Pro Pilot Likens Recent Crash To AA 587
Peter Garrison says that he saw a striking similarity between the photographs of French sailors pulling the tail of the Air France plane from the Atlantic and the photos of NYPD launches pulling the tail of AA 587 out of Jamaica Bay.
"To pilots, [the recent photo] brought a chilling sense of déjà vu. In November of 2001, a similarly shaped and colored object floated in Jamaica Bay, just off Long Island in New York. It was the vertical stabilizer - the tail fin - of an American Airlines Airbus, Flight 587, that had broken up shortly after taking off from John F. Kennedy Airport," he wrote. "The fin was practically undamaged; it had parted at the root, each of the massive fittings that attach it to the fuselage torn neatly in half.
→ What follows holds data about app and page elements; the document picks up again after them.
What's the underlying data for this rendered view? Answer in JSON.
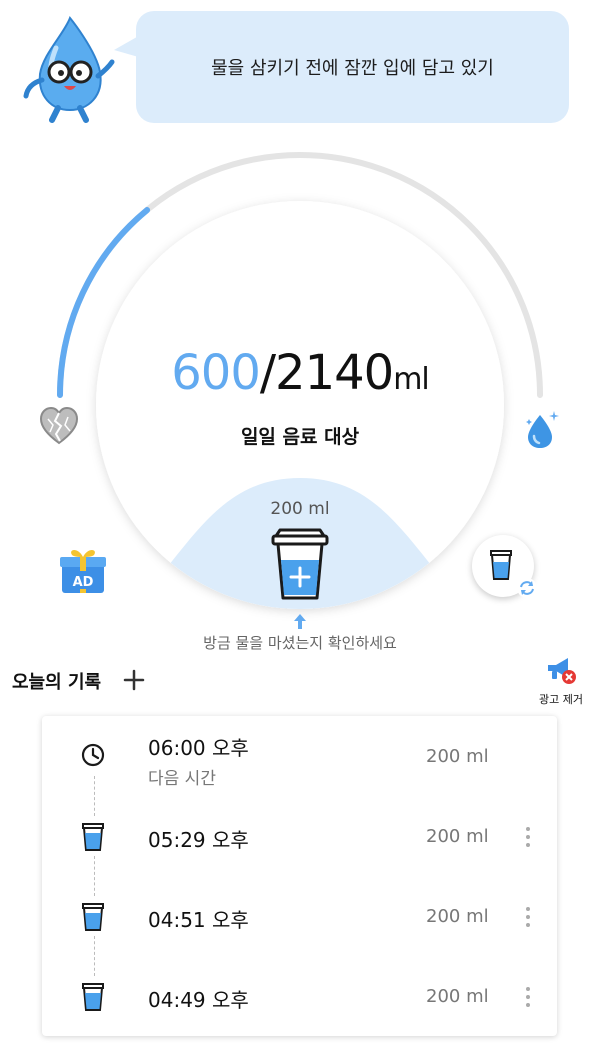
{
  "tip": {
    "text": "물을 삼키기 전에 잠깐 입에 담고 있기"
  },
  "progress": {
    "current": "600",
    "separator": "/",
    "total": "2140",
    "unit": "ml",
    "fraction": 0.28,
    "label": "일일 음료 대상"
  },
  "cup": {
    "amount_label": "200 ml",
    "hint": "방금 물을 마셨는지 확인하세요"
  },
  "records": {
    "title": "오늘의 기록",
    "remove_ads_label": "광고 제거",
    "items": [
      {
        "time": "06:00 오후",
        "sub": "다음 시간",
        "volume": "200 ml",
        "icon": "clock-icon"
      },
      {
        "time": "05:29 오후",
        "volume": "200 ml",
        "icon": "cup-icon"
      },
      {
        "time": "04:51 오후",
        "volume": "200 ml",
        "icon": "cup-icon"
      },
      {
        "time": "04:49 오후",
        "volume": "200 ml",
        "icon": "cup-icon"
      }
    ]
  },
  "colors": {
    "accent": "#62aaf0",
    "light_blue": "#dcecfb",
    "track": "#e4e4e4"
  }
}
Here was another such fin; seemingly intact, snapped cleanly from the vanished Air France Flight 447."
Garrison argues that the NTSB's finding that the first officer of Flight 587 used the rudder aggressively and unnecessarily in a response to a wake turbulence event brings up a question of how the Airbus airliners are designed and built.
"The New York crash uncovered a gaping misunderstanding among pilots, manufacturers and the FAA," he wrote. "The vertical fin did not have to be strong enough to allow the rudder to be deflected fully when the airplane was in the yawed position - that is, when the back end of the plane had swung to one side, most likely because of a gust of wind."
The common sense response to that fact, he says, is, why don't they just make the rudder stronger?
His own answer: They don't want to, because building the tails out of laminate material and bonding it to the fuselage with a kind of super-strong epoxy makes it much lighter than if a metal such as aluminum had been used, which translates to lighter planes that use less fuel and can carry more passengers.
He likens the development of airplanes to the new automobiles.
"We willingly sacrifice greater safety to get less expensive, more fuel-efficient vehicles," he says.
The picture painted by the fin floating almost undamaged in the Atlantic, broken off in one piece, he says, suggests that it was the first piece of the aircraft to depart the fuselage, very much like AA 587.
Garrison calls on the FAA to amend aircraft certification requirements so that the rudders will no longer fall off when the control surface is overused.
"The rules that govern the structural integrity of airliners should not include an asterisk," he concludes.